The Australian mining industry was left reeling in June of 2010 as news broke that the wreckage of an aircraft chartered by iron-ore explorer Sundance Resources was found in the Republic of Congo. No survivors were found. The aircraft, carrying the entire Sundance Resources board, went missing as they made their way to the company’s Mbalam iron-ore project, on the border of Cameroon and the Republic of Congo, to conduct high-level meetings with government representatives of both countries.
Former Sundance chairman George Jones said the board had shared the flight as Mr. Talbot’s private jet was unable to land on the airstrip at Yangadou, a remote mining town where only smaller aircraft could land. “It’s unusual for an entire board to be on a single aircraft. It actually breaches corporate governance and obviously relates to the fact they could only get on one plane,” Mr. Jones told Fairfax Radio. A tragic event and one that will remain with the families, employees, and the mining community, for many years to come.
Given the extent of this tragedy and its aftermath, significant and expedient measures were required to ensure that all current and future risk for Sundance, was being assessed, managed, and effective processes implemented. This challenge was twofold. Addressing both the corporate and operational risks, simultaneously. We, (now iCARE) were engaged by Sundance Resources and held several key and poignant discussions with the Sundance Executive and Management teams, and an immediate strategy was developed.
This strategy involved the creation of a Corporate HSE Management System structure, based on the overall risk profile of the business, its operating location, and the operational activities being conducted. The strategy focused heavily on operational location, and high-risk activities, (predominately the types of potential events that were present on a continual or regular basis). As the corporate management system structure was being developed, in parallel to this, were several risk studies and assessments, and site visits, involving key in-country management and operational personnel.
By late 2010, the corporate system framework was finalised, as well as the supporting critical functions that managed the Sundance operational activities, including the ‘Sundance Essentials’, which dealt with high-risk activities being performed on a regular basis. This particular project was not only a very visible one in the public eye but one that required a bespoke and expedient approach.

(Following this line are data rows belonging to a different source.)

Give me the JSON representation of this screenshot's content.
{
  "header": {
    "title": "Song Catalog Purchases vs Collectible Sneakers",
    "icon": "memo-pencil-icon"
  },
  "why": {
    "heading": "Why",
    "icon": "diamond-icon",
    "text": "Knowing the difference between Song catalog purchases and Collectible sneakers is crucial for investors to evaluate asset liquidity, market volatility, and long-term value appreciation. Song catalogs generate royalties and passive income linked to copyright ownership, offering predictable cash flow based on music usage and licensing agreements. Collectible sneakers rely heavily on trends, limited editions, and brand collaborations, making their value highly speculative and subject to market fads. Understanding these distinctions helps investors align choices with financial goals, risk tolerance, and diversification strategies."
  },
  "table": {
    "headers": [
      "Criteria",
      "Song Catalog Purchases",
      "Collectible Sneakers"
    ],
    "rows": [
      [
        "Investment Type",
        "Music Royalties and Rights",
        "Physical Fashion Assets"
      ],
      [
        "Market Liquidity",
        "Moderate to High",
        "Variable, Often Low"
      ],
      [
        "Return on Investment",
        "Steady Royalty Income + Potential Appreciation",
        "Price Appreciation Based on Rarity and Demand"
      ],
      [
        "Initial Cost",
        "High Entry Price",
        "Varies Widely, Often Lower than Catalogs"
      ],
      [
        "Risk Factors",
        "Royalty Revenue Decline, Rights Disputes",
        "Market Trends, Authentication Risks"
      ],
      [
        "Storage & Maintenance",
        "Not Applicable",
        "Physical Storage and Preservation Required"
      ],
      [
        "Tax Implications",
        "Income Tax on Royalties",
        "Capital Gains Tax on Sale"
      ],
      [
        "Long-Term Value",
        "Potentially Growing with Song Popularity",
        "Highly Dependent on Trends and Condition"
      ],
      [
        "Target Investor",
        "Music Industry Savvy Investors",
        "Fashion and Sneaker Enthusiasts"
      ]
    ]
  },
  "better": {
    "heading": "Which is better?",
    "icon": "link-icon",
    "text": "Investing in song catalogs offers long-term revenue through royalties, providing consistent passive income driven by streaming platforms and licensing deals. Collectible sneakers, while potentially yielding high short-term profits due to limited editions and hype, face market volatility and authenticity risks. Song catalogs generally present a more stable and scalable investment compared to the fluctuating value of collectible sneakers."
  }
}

In February 2011, Sundance Resources were operating a complete and effective Corporate and Operational HSE Management System. Initiated by a truly tragic event however, a swift and successful outcome resulted due to our experience, bespoke approach, continual and meaningful engagement with the key executives within Sundance Resources, and the unwavering support of the Sundance leadership, in-country management, supervision, and operational teams.